Whether the bill will get past the House is still an open question (the measure faced a House committee hearing Monday, but was rescheduled for later consideration).
Kristi Kelly, of the Colorado-based Marijuana Industry Group, declined to comment on the measure’s chances. But she said the bill is asking for “a one-time protection for people who have already been licensed by the state, in the event of the unforeseen. Yes, we hope that this becomes a law.”
California weighing options
In California, the legislature is considering a bill that would prohibit local police from coordinating with DEA agents if they try to interfere with state-legal MJ businesses. But the measure, AB 1578, has passed only one committee and hasn’t had a vote in either the Assembly or the Senate.
Lt. Gov. Gavin Newsom wrote Trump in February, arguing that “creating a legal and tightly regulated marijuana marketplace has massive public support.” And the state did retain former U.S. Attorney General Eric Holder as counsel, specifically to battle possible federal policy changes from Trump. (It was under Holder that the Cole Memo was issued.)
But it’s unclear whether marijuana will be a priority for Holder, said Sacramento-based MJ consultant An-Chi Tsou.
“Although he’s obviously a huge asset in the fight against the Trump administration that California’s going to have, I think he’s more of an ace in the hole on the cannabis issue,” Tsou said.
And Tsou believes AB 1578 is a long shot that Gov. Jerry Brown may not sign even if it does reach his desk.
Tsou did note Trump and Sessions haven’t yet made life harder for marijuana businesses. If they do start trying to shut down state rec MJ laws, however, that’s when California officials may kick into gear.
“I don’t think there’s a huge push for taking any immediate action, because Sessions hasn’t taken action anywhere else, let alone California,” Tsou said.
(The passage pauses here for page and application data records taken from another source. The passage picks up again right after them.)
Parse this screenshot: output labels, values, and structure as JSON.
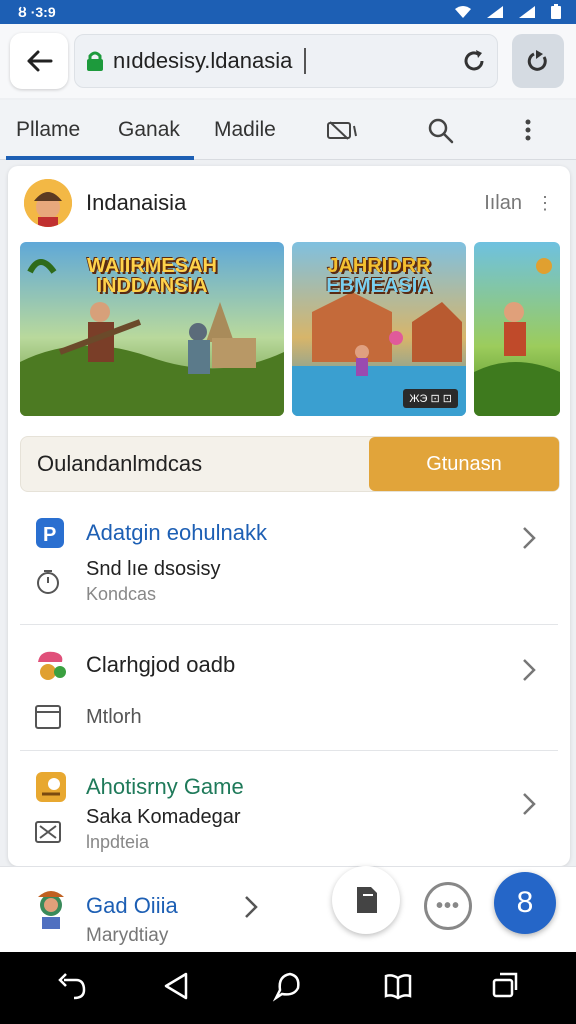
{
  "status_bar": {
    "time": "ȣ ·3:9",
    "bg_color": "#1d5fb4"
  },
  "browser": {
    "url": "nıddesisy.ldanasia"
  },
  "tabs": [
    {
      "label": "Pllame"
    },
    {
      "label": "Ganak"
    },
    {
      "label": "Madile"
    }
  ],
  "channel": {
    "name": "Indanaisia",
    "meta": "Iılan"
  },
  "thumbnails": [
    {
      "title_line1": "WAIIRMESAH",
      "title_line2": "INDDANSIA"
    },
    {
      "title_line1": "JAHRIDRR",
      "title_line2": "EBMEASIA",
      "badge": "ЖЭ ⊡ ⊡"
    },
    {
      "title_line1": ""
    }
  ],
  "search": {
    "query": "Oulandanlmdcas",
    "button_label": "Gtunasn",
    "accent_color": "#e1a43a"
  },
  "list": [
    {
      "title": "Adatgin eohulnakk",
      "sub": "Snd lıe dsosisy",
      "sub2": "Kondcas",
      "title_color": "#1d5fb4"
    },
    {
      "title": "Clarhgjod oadb",
      "sub": "Mtlorh",
      "title_color": "#222222"
    },
    {
      "title": "Ahotisrny Game",
      "sub": "Saka Komadegar",
      "sub2": "lnpdteia",
      "title_color": "#1f7a5a"
    }
  ],
  "bottom_panel": {
    "title": "Gad Oiiia",
    "sub": "Marydtiay"
  },
  "fab": {
    "label": "8",
    "color": "#2566c8"
  }
}
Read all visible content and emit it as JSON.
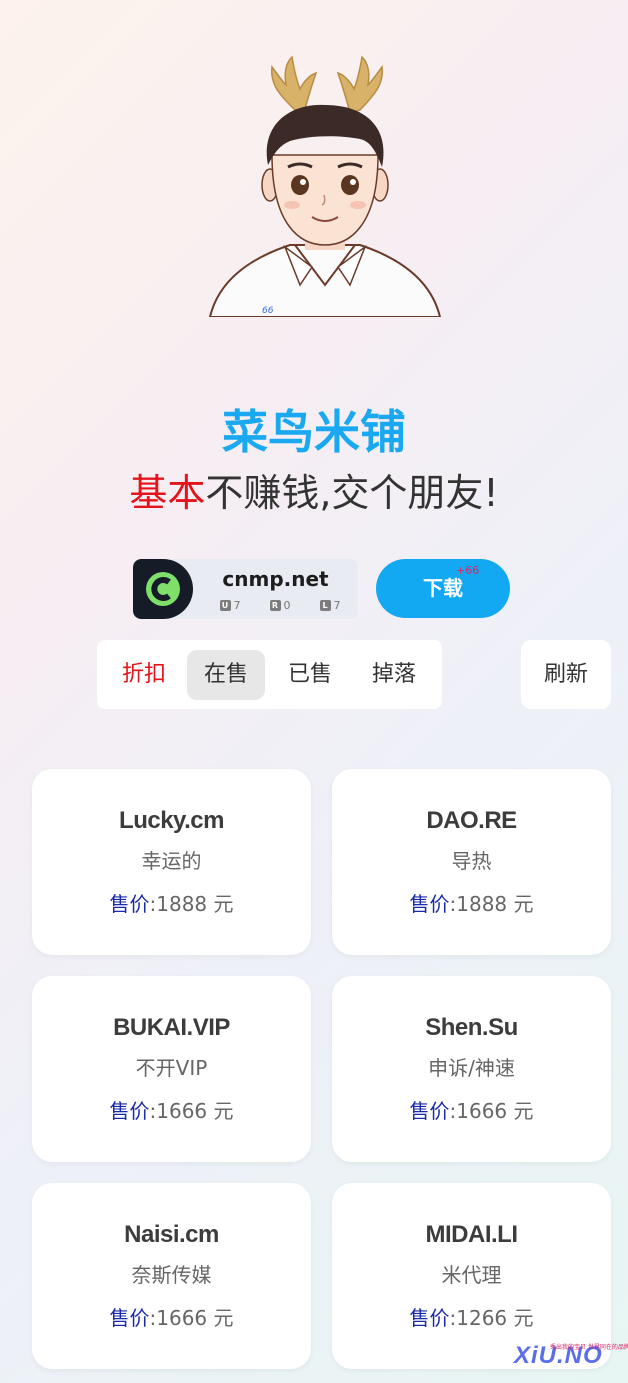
{
  "header": {
    "brand_title": "菜鸟米铺",
    "slogan_highlight": "基本",
    "slogan_rest": "不赚钱,交个朋友!"
  },
  "site_badge": {
    "domain": "cnmp.net",
    "stats": [
      {
        "key": "U",
        "value": "7"
      },
      {
        "key": "R",
        "value": "0"
      },
      {
        "key": "L",
        "value": "7"
      }
    ]
  },
  "download": {
    "label": "下载",
    "badge": "+66"
  },
  "tabs": [
    {
      "label": "折扣",
      "state": "discount"
    },
    {
      "label": "在售",
      "state": "active"
    },
    {
      "label": "已售",
      "state": ""
    },
    {
      "label": "掉落",
      "state": ""
    }
  ],
  "refresh_label": "刷新",
  "listings": [
    {
      "domain": "Lucky.cm",
      "meaning": "幸运的",
      "price_label": "售价",
      "price_value": ":1888 元"
    },
    {
      "domain": "DAO.RE",
      "meaning": "导热",
      "price_label": "售价",
      "price_value": ":1888 元"
    },
    {
      "domain": "BUKAI.VIP",
      "meaning": "不开VIP",
      "price_label": "售价",
      "price_value": ":1666 元"
    },
    {
      "domain": "Shen.Su",
      "meaning": "申诉/神速",
      "price_label": "售价",
      "price_value": ":1666 元"
    },
    {
      "domain": "Naisi.cm",
      "meaning": "奈斯传媒",
      "price_label": "售价",
      "price_value": ":1666 元"
    },
    {
      "domain": "MIDAI.LI",
      "meaning": "米代理",
      "price_label": "售价",
      "price_value": ":1266 元"
    }
  ],
  "watermark": {
    "text": "XiU.NO",
    "tagline": "秀出我的宝贝 世界同在的品牌"
  },
  "colors": {
    "brand": "#1aa9f0",
    "highlight": "#e3141b",
    "price_label": "#1a2aa8",
    "download_bg": "#13a8f2"
  }
}
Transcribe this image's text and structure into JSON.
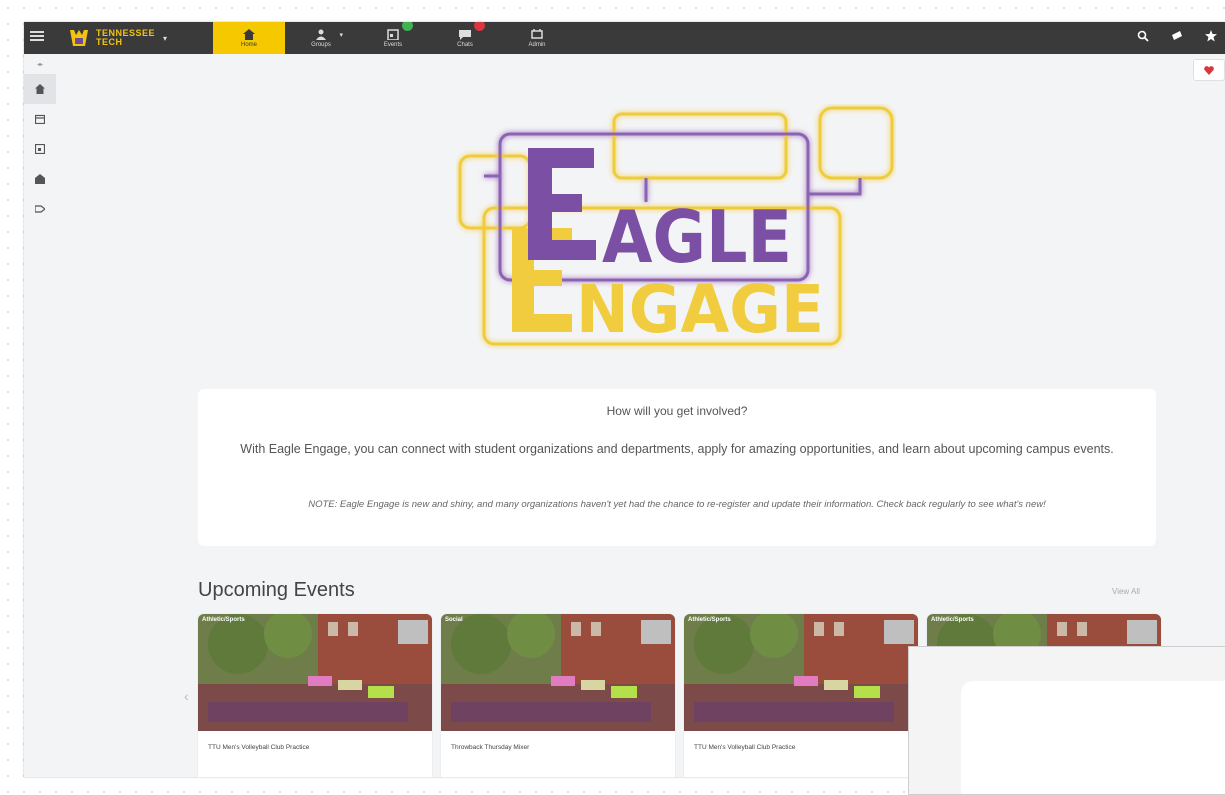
{
  "topbar": {
    "brand": {
      "line1": "TENNESSEE",
      "line2": "TECH"
    },
    "nav": [
      {
        "label": "Home",
        "icon": "home-icon",
        "active": true
      },
      {
        "label": "Groups",
        "icon": "groups-icon",
        "active": false
      },
      {
        "label": "Events",
        "icon": "events-icon",
        "active": false
      },
      {
        "label": "Chats",
        "icon": "chats-icon",
        "active": false
      },
      {
        "label": "Admin",
        "icon": "admin-icon",
        "active": false
      }
    ]
  },
  "rail": {
    "items": [
      "home-icon",
      "calendar-icon",
      "events-icon",
      "building-icon",
      "tag-icon"
    ]
  },
  "hero": {
    "line1": "EAGLE",
    "line2": "ENGAGE"
  },
  "intro": {
    "question": "How will you get involved?",
    "body": "With Eagle Engage, you can connect with student organizations and departments, apply for amazing opportunities, and learn about upcoming campus events.",
    "note": "NOTE: Eagle Engage is new and shiny, and many organizations haven't yet had the chance to re-register and update their information. Check back regularly to see what's new!"
  },
  "events": {
    "title": "Upcoming Events",
    "view_all": "View All",
    "cards": [
      {
        "category": "Athletic/Sports",
        "title": "TTU Men's Volleyball Club Practice"
      },
      {
        "category": "Social",
        "title": "Throwback Thursday Mixer"
      },
      {
        "category": "Athletic/Sports",
        "title": "TTU Men's Volleyball Club Practice"
      },
      {
        "category": "Athletic/Sports",
        "title": ""
      }
    ]
  },
  "colors": {
    "gold": "#f5c800",
    "purple": "#7b4fa3",
    "nav_bg": "#3a3a3a"
  }
}
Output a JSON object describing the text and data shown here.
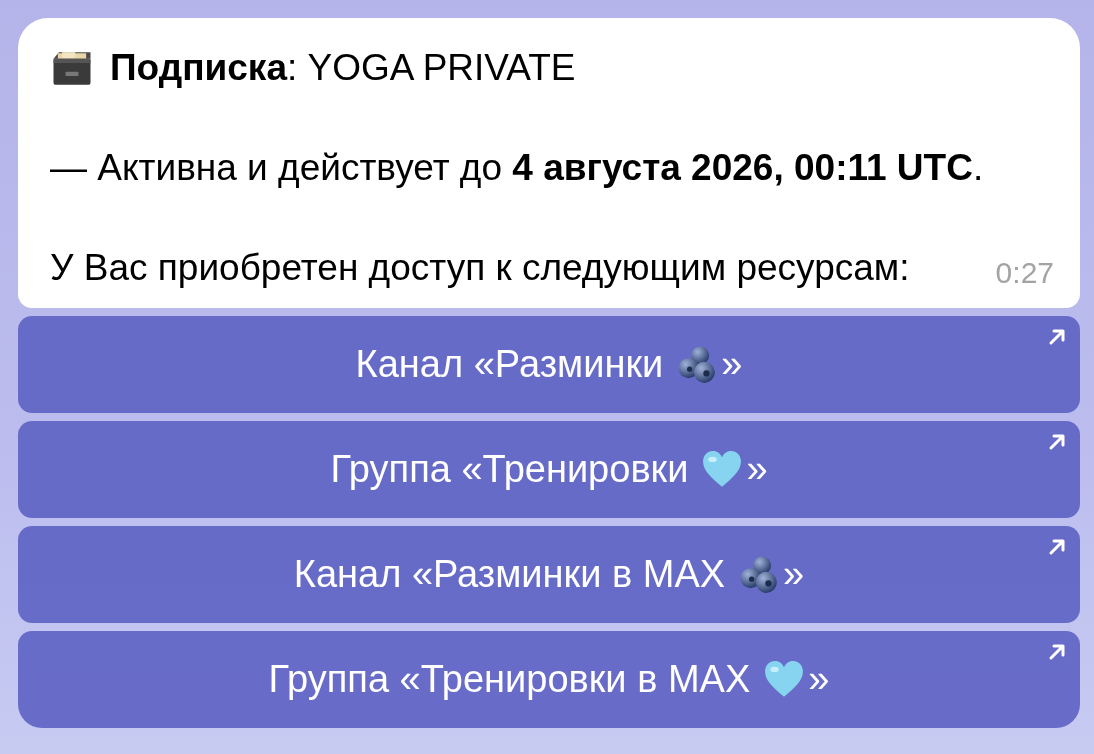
{
  "message": {
    "header": "**Подписка**: YOGA PRIVATE",
    "lines": [
      "— Активна и действует до **4 августа 2026, 00:11 UTC**.",
      "У Вас приобретен доступ к следующим ресурсам:"
    ],
    "time": "0:27"
  },
  "buttons": [
    {
      "text_before": "Канал «Разминки",
      "kind": "berries",
      "text_after": "»"
    },
    {
      "text_before": "Группа «Тренировки",
      "kind": "heart",
      "text_after": "»"
    },
    {
      "text_before": "Канал «Разминки в MAX",
      "kind": "berries",
      "text_after": "»"
    },
    {
      "text_before": "Группа «Тренировки в MAX",
      "kind": "heart",
      "text_after": "»"
    }
  ]
}
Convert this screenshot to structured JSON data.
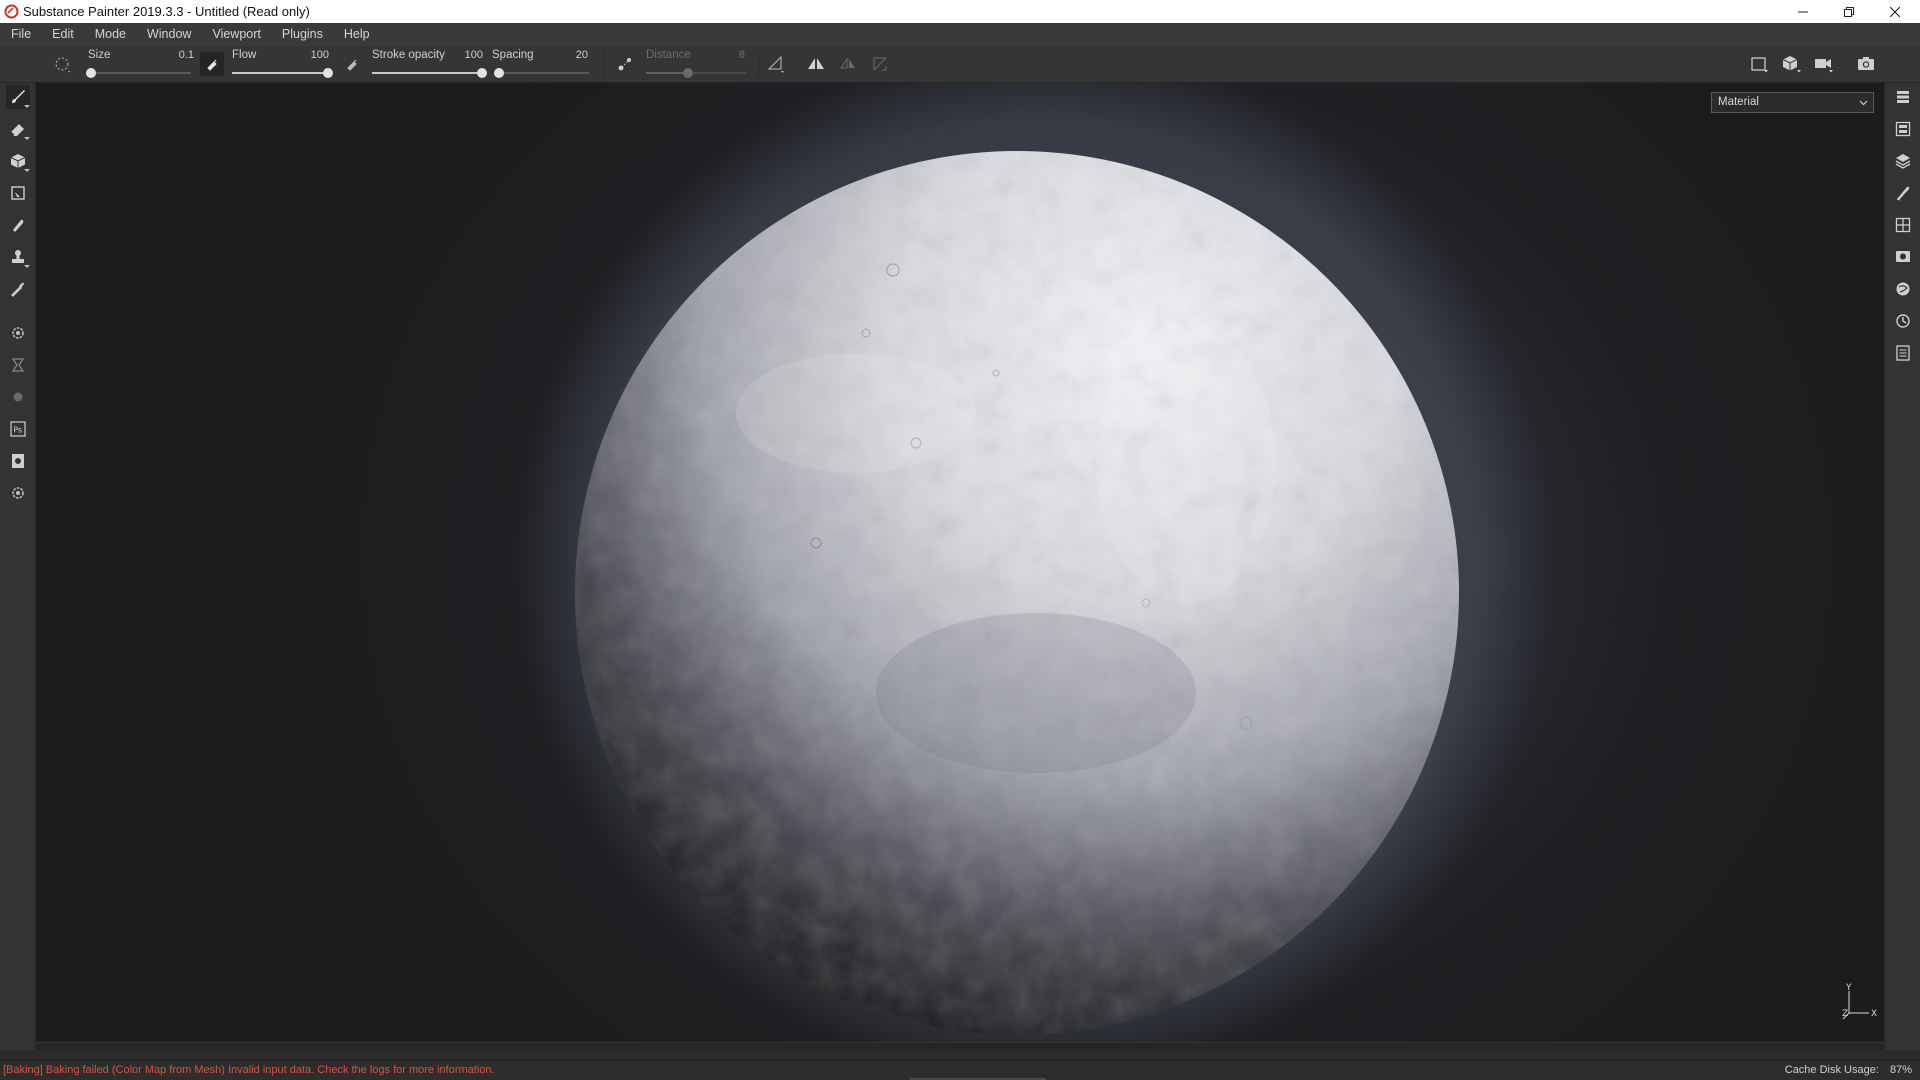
{
  "window": {
    "title": "Substance Painter 2019.3.3 - Untitled (Read only)",
    "minimize_icon": "minimize-icon",
    "restore_icon": "restore-icon",
    "close_icon": "close-icon"
  },
  "menu": [
    "File",
    "Edit",
    "Mode",
    "Window",
    "Viewport",
    "Plugins",
    "Help"
  ],
  "toolbar": {
    "brush_shape_icon": "brush-shape-icon",
    "size": {
      "label": "Size",
      "value": "0.1",
      "fraction": 0.0
    },
    "flow": {
      "label": "Flow",
      "value": "100",
      "fraction": 1.0
    },
    "stroke_opacity": {
      "label": "Stroke opacity",
      "value": "100",
      "fraction": 1.0
    },
    "spacing": {
      "label": "Spacing",
      "value": "20",
      "fraction": 0.04
    },
    "distance": {
      "label": "Distance",
      "value": "8",
      "fraction": 0.42,
      "disabled": true
    },
    "right_icons": [
      "viewport-2d-icon",
      "viewport-3d-icon",
      "camera-icon",
      "screenshot-icon"
    ]
  },
  "left_tools": [
    "paint-brush-icon",
    "eraser-icon",
    "projection-icon",
    "polygon-fill-icon",
    "smudge-icon",
    "clone-stamp-icon",
    "color-picker-icon",
    "bake-settings-icon",
    "iray-icon",
    "plugin-icon",
    "photoshop-icon",
    "export-icon",
    "settings-icon"
  ],
  "right_panels": [
    "layers-stack-icon",
    "texture-set-list-icon",
    "layers-icon",
    "properties-icon",
    "texture-set-settings-icon",
    "display-settings-icon",
    "shelf-icon",
    "history-icon",
    "log-icon"
  ],
  "viewport": {
    "channel_select": "Material",
    "axis_labels": {
      "y": "Y",
      "z": "Z",
      "x": "X"
    },
    "colors": {
      "moon_light": "#f2f3f6",
      "moon_mid": "#9a9ca4",
      "moon_shadow": "#0b0b0d",
      "background_glow": "#3c3f4c"
    }
  },
  "status": {
    "message": "[Baking] Baking failed (Color Map from Mesh) Invalid input data. Check the logs for more information.",
    "cache": "Cache Disk Usage:",
    "cache_value": "87%",
    "message_color": "#e0503a"
  }
}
Stay out of our stash
The most high-profile proponents of letting states continue to chart their own regulatory courses on marijuana have been the governors of Alaska, Colorado, Oregon and Washington, who all signed a letter to Trump in early April asking him “to engage with us before embarking on any changes” to federal marijuana policy.
A bipartisan group of 11 U.S. senators also sent a formal letter to Sessions in early March, requesting that he “clarify DOJ’s policy regarding state marijuana laws,” and expressing support for the continuation of the 2013 Cole Memo.
Other elected state officials have also been vocal advocates of keeping the Department of Justice leashed up when it comes to possible enforcement of federal law.
For instance, the attorneys general of both Colorado and Washington have said they would take the federal government to court if the DOJ tried to quash the adult-use marijuana industries in their states, and Colorado Attorney General Cynthia Coffman – a Republican – even offered to give Sessions a tour of the Colorado industry so he can “see what we have done.”
O’Keefe said that when it comes down to brass tacks, the industry probably doesn’t have much to worry about.
“I’ve worked on this issue since 2003, and every administration has been hostile initially to MMJ,” O’Keefe said. “I’d suspect that it would be more likely, if (the Trump administration) were to ramp up enforcement, that it would be around the margins, under the pretext or to further enforce some of the eight criteria under the Cole Memo, or make slight modifications to it.”
John Schroyer can be reached at firstname.lastname@example.org